EXERCISE INPUTS: Begin

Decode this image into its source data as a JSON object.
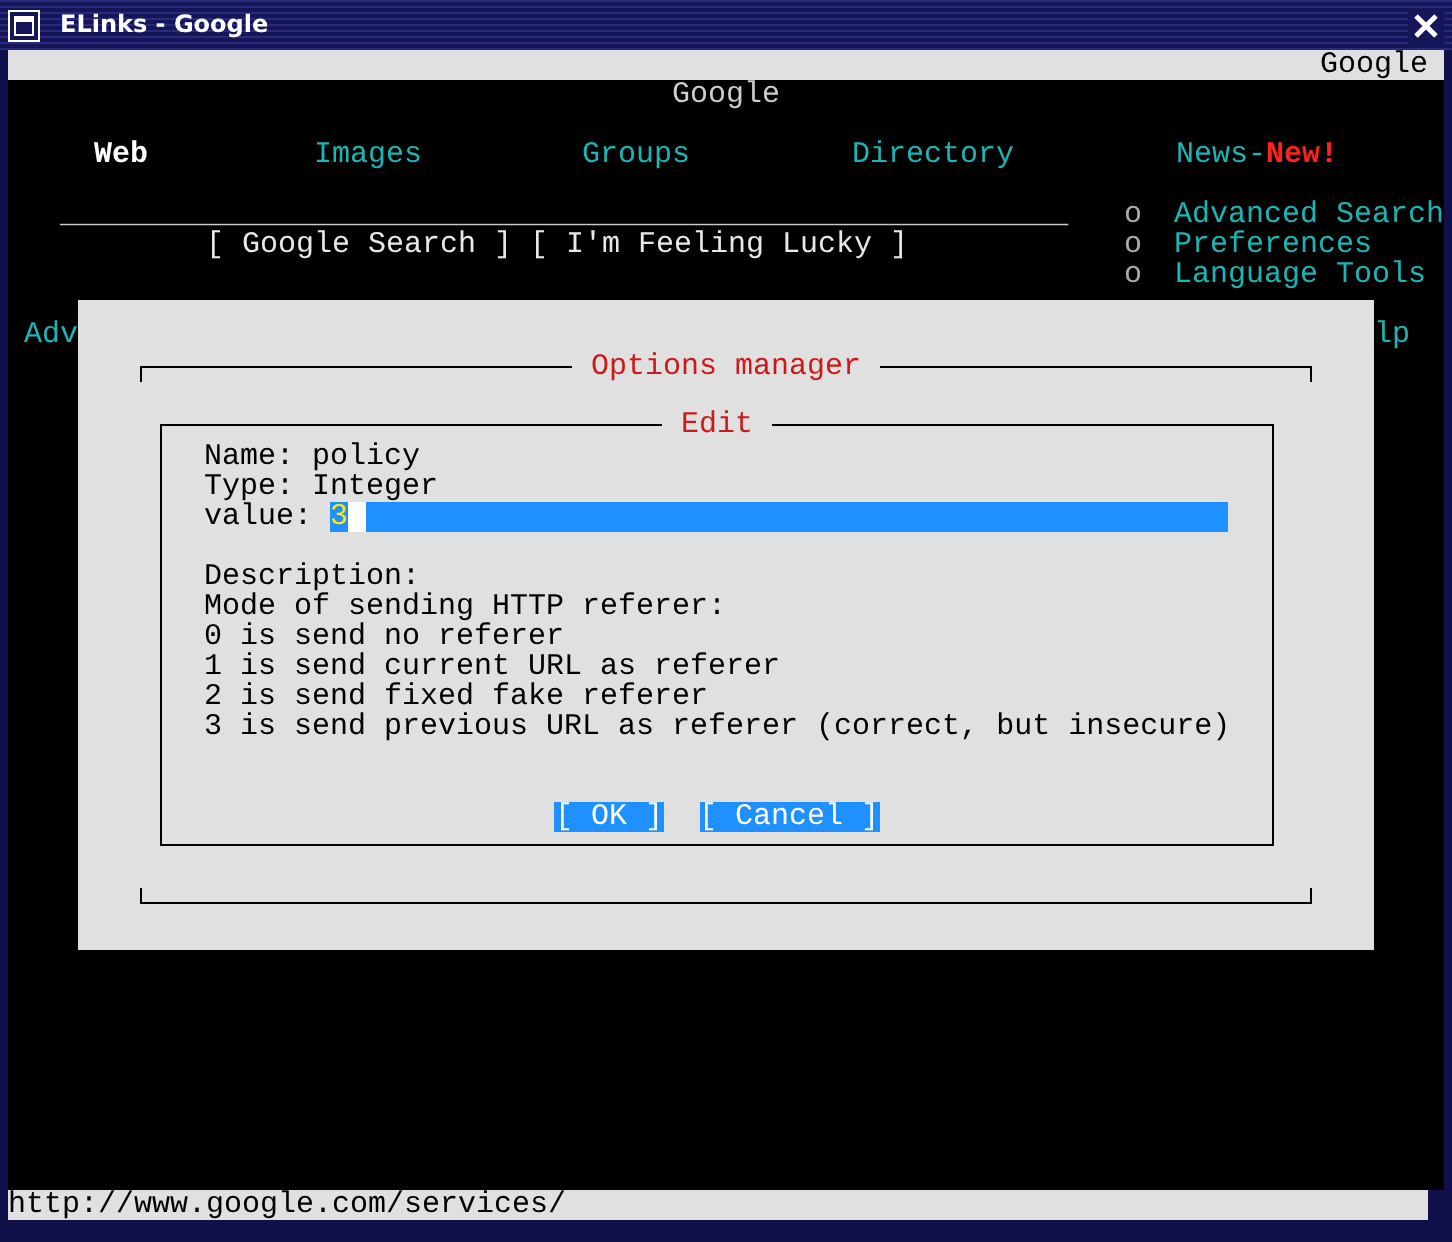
{
  "window": {
    "title": "ELinks - Google"
  },
  "tab_bar": {
    "title": "Google"
  },
  "page": {
    "heading": "Google",
    "nav": [
      {
        "label": "Web",
        "selected": true
      },
      {
        "label": "Images",
        "selected": false
      },
      {
        "label": "Groups",
        "selected": false
      },
      {
        "label": "Directory",
        "selected": false
      },
      {
        "label": "News-",
        "badge": "New!",
        "selected": false
      }
    ],
    "search_field": {
      "value": "________________________________________________________"
    },
    "buttons": [
      "[ Google Search ]",
      "[ I'm Feeling Lucky ]"
    ],
    "side_links": [
      {
        "bullet": "o",
        "label": "Advanced Search"
      },
      {
        "bullet": "o",
        "label": "Preferences"
      },
      {
        "bullet": "o",
        "label": "Language Tools"
      }
    ],
    "partial_left": "Adv",
    "partial_right": "lp"
  },
  "dialog": {
    "title": "Options manager",
    "edit": {
      "title": "Edit",
      "info": [
        "Name: policy",
        "Type: Integer"
      ],
      "value_label": "value:",
      "value": "3",
      "description": [
        "Description:",
        "Mode of sending HTTP referer:",
        "0 is send no referer",
        "1 is send current URL as referer",
        "2 is send fixed fake referer",
        "3 is send previous URL as referer (correct, but insecure)"
      ],
      "buttons": [
        "[ OK ]",
        "[ Cancel ]"
      ]
    }
  },
  "status_bar": {
    "url": "http://www.google.com/services/"
  }
}
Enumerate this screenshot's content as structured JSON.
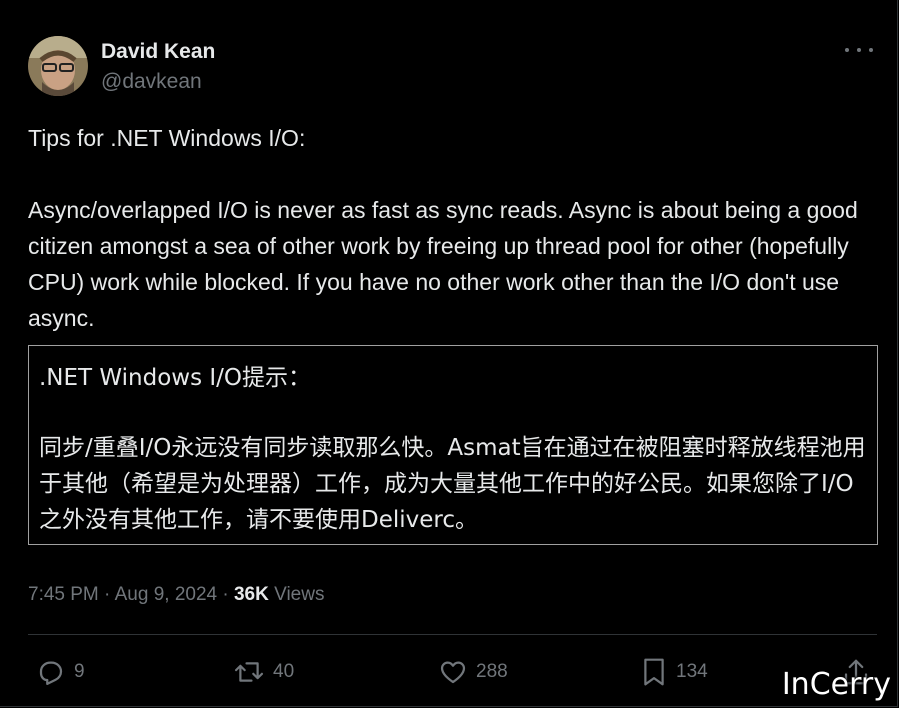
{
  "author": {
    "name": "David Kean",
    "handle": "@davkean"
  },
  "tweet": {
    "paragraphs": [
      "Tips for .NET Windows I/O:",
      "Async/overlapped I/O is never as fast as sync reads. Async is about being a good citizen amongst a sea of other work by freeing up thread pool for other (hopefully CPU) work while blocked. If you have no other work other than the I/O don't use async."
    ]
  },
  "translation": {
    "paragraphs": [
      ".NET Windows I/O提示：",
      "同步/重叠I/O永远没有同步读取那么快。Asmat旨在通过在被阻塞时释放线程池用于其他（希望是为处理器）工作，成为大量其他工作中的好公民。如果您除了I/O之外没有其他工作，请不要使用Deliverc。"
    ]
  },
  "meta": {
    "time": "7:45 PM",
    "separator1": " · ",
    "date": "Aug 9, 2024",
    "separator2": " · ",
    "views_count": "36K",
    "views_label": " Views"
  },
  "actions": {
    "replies": "9",
    "reposts": "40",
    "likes": "288",
    "bookmarks": "134"
  },
  "icons": [
    "more-icon",
    "reply-icon",
    "repost-icon",
    "like-icon",
    "bookmark-icon",
    "share-icon"
  ],
  "colors": {
    "background": "#000000",
    "text": "#e7e9ea",
    "muted": "#71767b",
    "border": "#2f3336"
  },
  "watermark": "InCerry"
}
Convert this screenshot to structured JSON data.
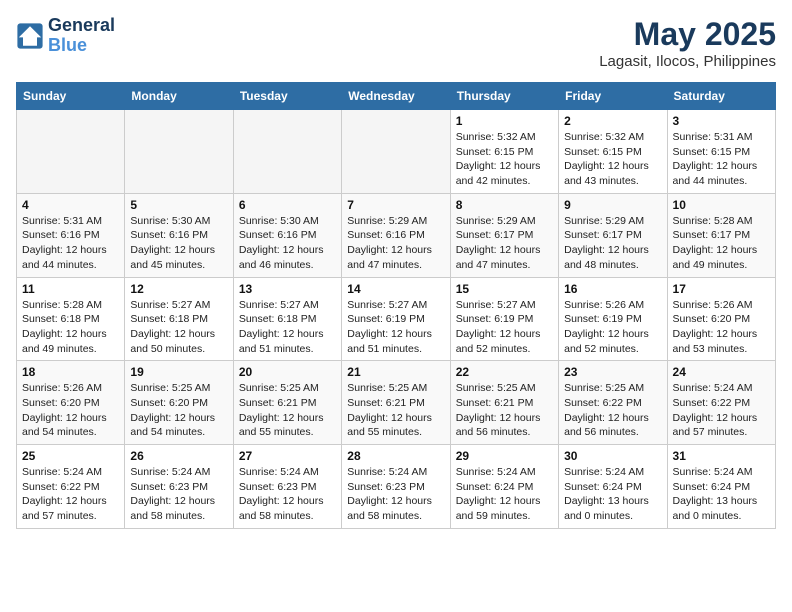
{
  "header": {
    "logo_line1": "General",
    "logo_line2": "Blue",
    "month_title": "May 2025",
    "location": "Lagasit, Ilocos, Philippines"
  },
  "weekdays": [
    "Sunday",
    "Monday",
    "Tuesday",
    "Wednesday",
    "Thursday",
    "Friday",
    "Saturday"
  ],
  "weeks": [
    [
      {
        "day": "",
        "info": ""
      },
      {
        "day": "",
        "info": ""
      },
      {
        "day": "",
        "info": ""
      },
      {
        "day": "",
        "info": ""
      },
      {
        "day": "1",
        "info": "Sunrise: 5:32 AM\nSunset: 6:15 PM\nDaylight: 12 hours\nand 42 minutes."
      },
      {
        "day": "2",
        "info": "Sunrise: 5:32 AM\nSunset: 6:15 PM\nDaylight: 12 hours\nand 43 minutes."
      },
      {
        "day": "3",
        "info": "Sunrise: 5:31 AM\nSunset: 6:15 PM\nDaylight: 12 hours\nand 44 minutes."
      }
    ],
    [
      {
        "day": "4",
        "info": "Sunrise: 5:31 AM\nSunset: 6:16 PM\nDaylight: 12 hours\nand 44 minutes."
      },
      {
        "day": "5",
        "info": "Sunrise: 5:30 AM\nSunset: 6:16 PM\nDaylight: 12 hours\nand 45 minutes."
      },
      {
        "day": "6",
        "info": "Sunrise: 5:30 AM\nSunset: 6:16 PM\nDaylight: 12 hours\nand 46 minutes."
      },
      {
        "day": "7",
        "info": "Sunrise: 5:29 AM\nSunset: 6:16 PM\nDaylight: 12 hours\nand 47 minutes."
      },
      {
        "day": "8",
        "info": "Sunrise: 5:29 AM\nSunset: 6:17 PM\nDaylight: 12 hours\nand 47 minutes."
      },
      {
        "day": "9",
        "info": "Sunrise: 5:29 AM\nSunset: 6:17 PM\nDaylight: 12 hours\nand 48 minutes."
      },
      {
        "day": "10",
        "info": "Sunrise: 5:28 AM\nSunset: 6:17 PM\nDaylight: 12 hours\nand 49 minutes."
      }
    ],
    [
      {
        "day": "11",
        "info": "Sunrise: 5:28 AM\nSunset: 6:18 PM\nDaylight: 12 hours\nand 49 minutes."
      },
      {
        "day": "12",
        "info": "Sunrise: 5:27 AM\nSunset: 6:18 PM\nDaylight: 12 hours\nand 50 minutes."
      },
      {
        "day": "13",
        "info": "Sunrise: 5:27 AM\nSunset: 6:18 PM\nDaylight: 12 hours\nand 51 minutes."
      },
      {
        "day": "14",
        "info": "Sunrise: 5:27 AM\nSunset: 6:19 PM\nDaylight: 12 hours\nand 51 minutes."
      },
      {
        "day": "15",
        "info": "Sunrise: 5:27 AM\nSunset: 6:19 PM\nDaylight: 12 hours\nand 52 minutes."
      },
      {
        "day": "16",
        "info": "Sunrise: 5:26 AM\nSunset: 6:19 PM\nDaylight: 12 hours\nand 52 minutes."
      },
      {
        "day": "17",
        "info": "Sunrise: 5:26 AM\nSunset: 6:20 PM\nDaylight: 12 hours\nand 53 minutes."
      }
    ],
    [
      {
        "day": "18",
        "info": "Sunrise: 5:26 AM\nSunset: 6:20 PM\nDaylight: 12 hours\nand 54 minutes."
      },
      {
        "day": "19",
        "info": "Sunrise: 5:25 AM\nSunset: 6:20 PM\nDaylight: 12 hours\nand 54 minutes."
      },
      {
        "day": "20",
        "info": "Sunrise: 5:25 AM\nSunset: 6:21 PM\nDaylight: 12 hours\nand 55 minutes."
      },
      {
        "day": "21",
        "info": "Sunrise: 5:25 AM\nSunset: 6:21 PM\nDaylight: 12 hours\nand 55 minutes."
      },
      {
        "day": "22",
        "info": "Sunrise: 5:25 AM\nSunset: 6:21 PM\nDaylight: 12 hours\nand 56 minutes."
      },
      {
        "day": "23",
        "info": "Sunrise: 5:25 AM\nSunset: 6:22 PM\nDaylight: 12 hours\nand 56 minutes."
      },
      {
        "day": "24",
        "info": "Sunrise: 5:24 AM\nSunset: 6:22 PM\nDaylight: 12 hours\nand 57 minutes."
      }
    ],
    [
      {
        "day": "25",
        "info": "Sunrise: 5:24 AM\nSunset: 6:22 PM\nDaylight: 12 hours\nand 57 minutes."
      },
      {
        "day": "26",
        "info": "Sunrise: 5:24 AM\nSunset: 6:23 PM\nDaylight: 12 hours\nand 58 minutes."
      },
      {
        "day": "27",
        "info": "Sunrise: 5:24 AM\nSunset: 6:23 PM\nDaylight: 12 hours\nand 58 minutes."
      },
      {
        "day": "28",
        "info": "Sunrise: 5:24 AM\nSunset: 6:23 PM\nDaylight: 12 hours\nand 58 minutes."
      },
      {
        "day": "29",
        "info": "Sunrise: 5:24 AM\nSunset: 6:24 PM\nDaylight: 12 hours\nand 59 minutes."
      },
      {
        "day": "30",
        "info": "Sunrise: 5:24 AM\nSunset: 6:24 PM\nDaylight: 13 hours\nand 0 minutes."
      },
      {
        "day": "31",
        "info": "Sunrise: 5:24 AM\nSunset: 6:24 PM\nDaylight: 13 hours\nand 0 minutes."
      }
    ]
  ]
}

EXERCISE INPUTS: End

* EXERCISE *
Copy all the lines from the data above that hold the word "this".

* RESULT BELOW *
Decode this image into its source data as a JSON object.
Enumerate this screenshot's content as structured JSON.
Convert this screenshot to structured JSON data.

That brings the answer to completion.